John Amis, AP

To prove a point, Oliver created his own church and registered it with the IRS. He called it "Our Lady of Perpetual Exemption."

The "Last Week Tonight" clip has already been viewed more than 4 million times on YouTube.

"You are always going to find abuses and excesses in the non-profit community, and even in the church world," Alliance Defending Freedom Senior Counsel Erik Stanley said.

He said churches are constitutionally tax exempt because of the free exercise of religion.

"There is no surer way to destroy that free exercise of religion than to begin to tax it," Stanley said.

He said the church community does a good job of policing itself, but Anthony thinks more can be done about hucksters.

"My God, they should at least say that fraud is illegal in the name of God," Anthony said.

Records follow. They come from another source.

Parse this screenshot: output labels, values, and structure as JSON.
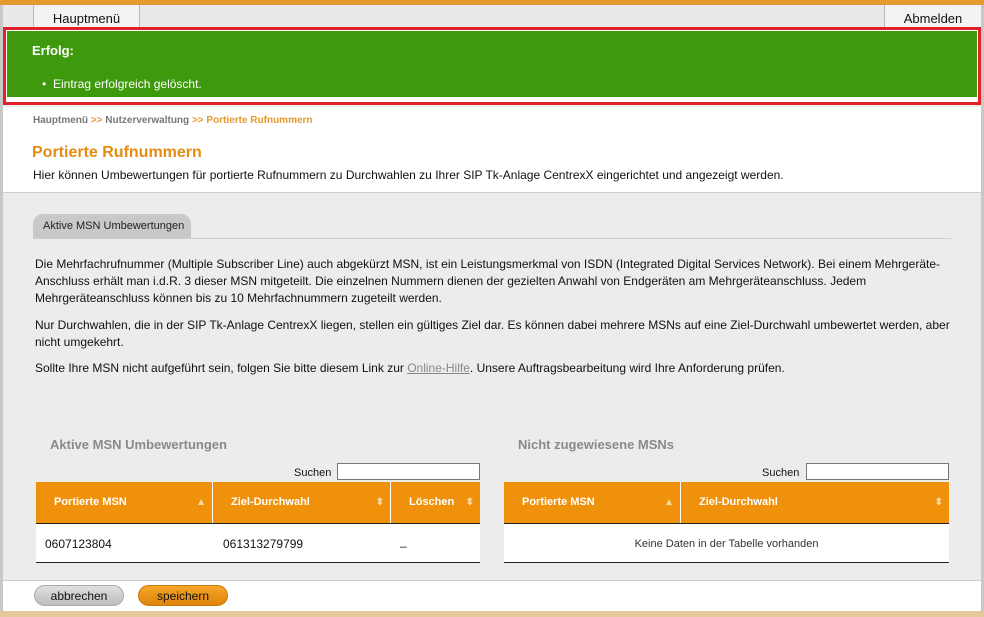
{
  "header": {
    "hauptmenu_label": "Hauptmenü",
    "abmelden_label": "Abmelden"
  },
  "alert": {
    "title": "Erfolg:",
    "message": "Eintrag erfolgreich gelöscht.",
    "color": "#3e9a0c",
    "outline_color": "#e0202a"
  },
  "breadcrumb": {
    "item1": "Hauptmenü",
    "sep": ">>",
    "item2": "Nutzerverwaltung",
    "item3": "Portierte Rufnummern"
  },
  "page": {
    "title": "Portierte Rufnummern",
    "description": "Hier können Umbewertungen für portierte Rufnummern zu Durchwahlen zu Ihrer SIP Tk-Anlage CentrexX eingerichtet und angezeigt werden."
  },
  "tab": {
    "label": "Aktive MSN Umbewertungen"
  },
  "paragraphs": {
    "p1": "Die Mehrfachrufnummer (Multiple Subscriber Line) auch abgekürzt MSN, ist ein Leistungsmerkmal von ISDN (Integrated Digital Services Network). Bei einem Mehrgeräte-Anschluss erhält man i.d.R. 3 dieser MSN mitgeteilt. Die einzelnen Nummern dienen der gezielten Anwahl von Endgeräten am Mehrgeräteanschluss. Jedem Mehrgeräteanschluss können bis zu 10 Mehrfachnummern zugeteilt werden.",
    "p2": "Nur Durchwahlen, die in der SIP Tk-Anlage CentrexX liegen, stellen ein gültiges Ziel dar. Es können dabei mehrere MSNs auf eine Ziel-Durchwahl umbewertet werden, aber nicht umgekehrt.",
    "p3_before": "Sollte Ihre MSN nicht aufgeführt sein, folgen Sie bitte diesem Link zur ",
    "p3_link": "Online-Hilfe",
    "p3_after": ". Unsere Auftragsbearbeitung wird Ihre Anforderung prüfen."
  },
  "left_table": {
    "title": "Aktive MSN Umbewertungen",
    "search_label": "Suchen",
    "search_value": "",
    "columns": [
      "Portierte MSN",
      "Ziel-Durchwahl",
      "Löschen"
    ],
    "rows": [
      {
        "msn": "0607123804",
        "ziel": "061313279799",
        "loeschen": "_"
      }
    ]
  },
  "right_table": {
    "title": "Nicht zugewiesene MSNs",
    "search_label": "Suchen",
    "search_value": "",
    "columns": [
      "Portierte MSN",
      "Ziel-Durchwahl"
    ],
    "empty_message": "Keine Daten in der Tabelle vorhanden"
  },
  "footer": {
    "cancel_label": "abbrechen",
    "save_label": "speichern"
  },
  "colors": {
    "accent": "#f0910c",
    "title": "#e58b10"
  }
}
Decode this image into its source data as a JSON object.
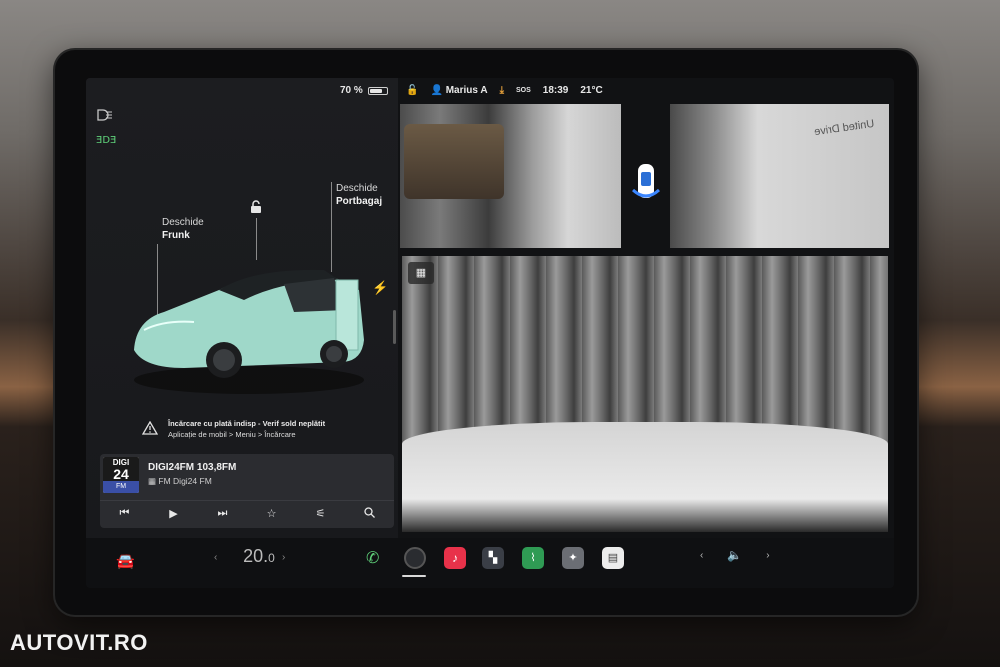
{
  "status": {
    "battery_percent": "70 %",
    "battery_level": 0.7,
    "user": "Marius A",
    "sos": "SOS",
    "time": "18:39",
    "temperature": "21°C"
  },
  "vehicle": {
    "frunk_action": "Deschide",
    "frunk_label": "Frunk",
    "trunk_action": "Deschide",
    "trunk_label": "Portbagaj"
  },
  "notification": {
    "title": "Încărcare cu plată indisp - Verif sold neplătit",
    "subtitle": "Aplicație de mobil > Meniu > Încărcare"
  },
  "media": {
    "logo_top": "DIGI",
    "logo_number": "24",
    "logo_fm": "FM",
    "station": "DIGI24FM 103,8FM",
    "source": "FM Digi24 FM"
  },
  "climate": {
    "temp_display": "20.",
    "temp_decimal": "0"
  },
  "camera": {
    "right_overlay_text": "United Drive"
  },
  "watermark": "AUTOVIT.RO",
  "icons": {
    "headlights": "headlights-icon",
    "edge_lights": "edge-lights-icon",
    "lock": "unlock-icon",
    "bolt": "charging-bolt-icon",
    "warning": "warning-icon",
    "user": "user-icon",
    "download": "download-icon",
    "car": "car-icon",
    "phone": "phone-icon",
    "camera": "camera-icon",
    "music": "music-icon",
    "apps": "apps-icon",
    "energy": "energy-icon",
    "toybox": "toybox-icon",
    "calendar": "calendar-icon",
    "volume": "volume-icon"
  }
}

"CBS This Morning" reached out to the IRS for comment but the agency declined to provide any. "CBS This Morning" also reached out to the ministers mentioned by Oliver and those that appear in this story, but did not receive any responses.